It’s never recommended that anyone who is new to recovery embark on a new romantic relationship in the first year. It’s too easy to lose focus, stop prioritizing all the things you need to do to stay sober, and get swept up in the high that comes with a new romance. But it happens – and it often happens between two people who are in recovery. Early on or not, the relationship between two people who are both working toward sobriety can be hugely empowering for both – or a huge risk.
Each relationship is different, so it’s important to pay attention and avoid getting swept away in feelings that can be confusing and powerful. Here’s how.
Keep a Firm Grip on Reality
Part of the fun of falling in love is allowing yourself to be caught up in the great things about someone else. No one is perfect, but you may believe that you’ve found someone who is perfect for you. It’s okay to celebrate that fact and allow yourself to enjoy the experience.
But it’s also important to make sure that you aren’t latching on to someone who is likely to hurt you or your ability to stay sober. Though you can’t always see the wolf in sheep’s clothing, you can keep a grip on reality by acknowledging a number of things that can indicate that this may not be the right person for you, including:
- A particularly rocky or explosive history with significant others
- A history of frequent relapse or long periods of relapse
- A recent return to recovery or being new to recovery (e.g., first year of sobriety)
- Your friends’ concerns
Everyone deserves a second chance and it’s important not to judge others, especially when it comes to drug and alcohol use or other things that even you have had a rough time with in the past, but your criteria for choosing a friend who you will support in recovery and your criteria for choosing a partner are entirely different. You want to make sure that your prospective significant other is strong in recovery and will be a support for you just as you will be in return. If your friends believe that the person you are interested in isn’t treating you right or have concerns about the relationship, it may be worth a second look, especially if they are the people who know you best.
Throughout your relationship, it’s important to maintain a strong connection to your continued recovery. Checking in with yourself frequently will help to make sure that you are physically and mentally active in your recovery. Consider:
- Whether or not you have been missing 12-Step meetings to spend time with your new significant other
- How often you meet with your sponsor
- Whether or not you are actively working toward any new sober goals
- How many different types of therapies you attend in recovery and when you last changed things up to keep your recovery fresh and interesting
Pulling away from recovery may be safe enough for a time if you are solid in sobriety, but in many cases, it can be a precursor for relapse.
Watch for Signs of Relapse
In addition to having less interaction with the tools and people who can support you in managing any crisis or stressful event that may arise and trigger a relapse, a relationship can provide you with an untold amount of those events all by itself.

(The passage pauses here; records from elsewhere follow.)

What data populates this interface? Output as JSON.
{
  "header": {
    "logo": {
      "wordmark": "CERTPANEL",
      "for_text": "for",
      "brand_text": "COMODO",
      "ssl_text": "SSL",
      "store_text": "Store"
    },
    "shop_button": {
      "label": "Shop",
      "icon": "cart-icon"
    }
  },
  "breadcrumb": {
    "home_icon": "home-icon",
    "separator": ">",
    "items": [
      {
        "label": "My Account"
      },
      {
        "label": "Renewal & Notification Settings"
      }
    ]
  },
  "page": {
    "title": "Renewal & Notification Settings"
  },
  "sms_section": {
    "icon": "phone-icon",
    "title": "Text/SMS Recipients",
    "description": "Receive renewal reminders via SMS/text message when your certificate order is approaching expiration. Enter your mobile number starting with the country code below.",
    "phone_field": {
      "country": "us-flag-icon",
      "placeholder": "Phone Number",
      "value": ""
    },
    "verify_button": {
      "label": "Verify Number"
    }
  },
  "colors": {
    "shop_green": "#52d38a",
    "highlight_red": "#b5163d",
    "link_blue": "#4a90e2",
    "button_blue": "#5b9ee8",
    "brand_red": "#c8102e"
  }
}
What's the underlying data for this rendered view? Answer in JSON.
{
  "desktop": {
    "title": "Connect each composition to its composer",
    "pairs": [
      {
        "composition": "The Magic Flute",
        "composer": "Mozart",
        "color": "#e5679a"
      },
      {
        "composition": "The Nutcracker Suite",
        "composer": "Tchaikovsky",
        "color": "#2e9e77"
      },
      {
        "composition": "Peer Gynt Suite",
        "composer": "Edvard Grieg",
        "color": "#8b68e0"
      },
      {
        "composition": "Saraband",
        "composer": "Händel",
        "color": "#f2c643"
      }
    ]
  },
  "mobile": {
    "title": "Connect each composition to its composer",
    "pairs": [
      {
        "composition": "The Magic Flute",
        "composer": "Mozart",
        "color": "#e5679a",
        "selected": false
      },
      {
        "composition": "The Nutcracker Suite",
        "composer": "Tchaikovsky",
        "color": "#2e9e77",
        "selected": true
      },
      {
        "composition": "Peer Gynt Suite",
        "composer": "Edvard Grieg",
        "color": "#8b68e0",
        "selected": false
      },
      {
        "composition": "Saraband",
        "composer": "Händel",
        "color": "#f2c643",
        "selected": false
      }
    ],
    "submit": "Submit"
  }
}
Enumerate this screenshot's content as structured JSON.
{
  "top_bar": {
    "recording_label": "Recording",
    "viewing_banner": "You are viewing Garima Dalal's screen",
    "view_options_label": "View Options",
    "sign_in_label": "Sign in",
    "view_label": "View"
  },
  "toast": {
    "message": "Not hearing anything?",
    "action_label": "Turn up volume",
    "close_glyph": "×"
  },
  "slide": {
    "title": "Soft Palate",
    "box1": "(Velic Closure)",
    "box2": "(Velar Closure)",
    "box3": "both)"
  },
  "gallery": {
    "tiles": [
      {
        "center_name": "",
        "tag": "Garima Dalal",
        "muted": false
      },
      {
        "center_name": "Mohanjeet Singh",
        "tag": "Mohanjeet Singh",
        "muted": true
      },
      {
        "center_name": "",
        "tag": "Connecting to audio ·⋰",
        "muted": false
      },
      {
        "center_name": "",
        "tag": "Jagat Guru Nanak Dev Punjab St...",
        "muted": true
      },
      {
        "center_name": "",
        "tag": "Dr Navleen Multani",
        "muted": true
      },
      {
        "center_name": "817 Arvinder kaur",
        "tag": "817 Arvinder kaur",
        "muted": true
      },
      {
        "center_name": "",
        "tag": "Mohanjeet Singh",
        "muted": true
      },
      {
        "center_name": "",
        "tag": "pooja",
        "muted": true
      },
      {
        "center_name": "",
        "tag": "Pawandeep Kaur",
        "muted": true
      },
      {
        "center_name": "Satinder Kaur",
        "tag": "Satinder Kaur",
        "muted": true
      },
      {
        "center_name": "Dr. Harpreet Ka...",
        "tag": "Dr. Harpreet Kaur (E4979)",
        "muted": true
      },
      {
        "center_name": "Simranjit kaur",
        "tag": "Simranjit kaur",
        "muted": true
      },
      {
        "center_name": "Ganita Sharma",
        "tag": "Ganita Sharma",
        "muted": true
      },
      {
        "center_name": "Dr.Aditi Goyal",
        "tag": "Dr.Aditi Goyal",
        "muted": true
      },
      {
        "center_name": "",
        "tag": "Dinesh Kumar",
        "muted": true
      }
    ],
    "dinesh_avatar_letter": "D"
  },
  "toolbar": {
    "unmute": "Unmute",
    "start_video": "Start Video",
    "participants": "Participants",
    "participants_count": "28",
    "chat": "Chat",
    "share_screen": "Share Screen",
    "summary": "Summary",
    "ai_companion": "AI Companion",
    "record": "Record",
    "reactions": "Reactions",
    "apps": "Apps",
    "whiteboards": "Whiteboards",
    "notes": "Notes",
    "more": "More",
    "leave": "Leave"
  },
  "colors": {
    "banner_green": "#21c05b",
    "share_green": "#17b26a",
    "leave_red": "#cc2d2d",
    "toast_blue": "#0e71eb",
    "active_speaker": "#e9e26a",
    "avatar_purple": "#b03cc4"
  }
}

Constant arguing, feelings of insecurity or jealousy, breaking up and making up, or other issues can all make you feel less stable emotionally and more focused on the relationship than on what you need to stay safe in recovery. It can be very easy to go from continuously high levels of stress due to a relationship to relapse, especially after a painful fight or breakup that makes you want to escape or numb the discomfort.
The Exceptional Relationship
Not all relationships in recovery, especially with other people who are in recovery, are bad. Your new partner may have a unique insight to what it takes to communicate healthfully and positively in recovery thanks to personal experience. If your new partner is heavily focused on maintaining sobriety as well, then you may be more likely to stay focused on that, too. Two people working toward the same cause is arguably stronger than one, and your new partner may identify potential obstacles or challenges even before you do. Plus, if both of you regularly attend 12-Step meetings and other support groups or sober events, doing it together may keep you going even when you feel like taking a break.
In short, you can be an encouragement to one another, making each other stronger as individuals as well as a strong couple, and support one another’s growth in recovery together and separately.
The key to this version of the dual recovery relationship is the freedom to define oneself independently. Have some different friends, attend some meetings without the other person, and engage in hobbies or other pursuits on your own. You need your own identity and so too does your new romantic partner. The stronger the two of you are as individuals – both in life and in terms of recovery – the better you will be for each other and the more positive the relationship.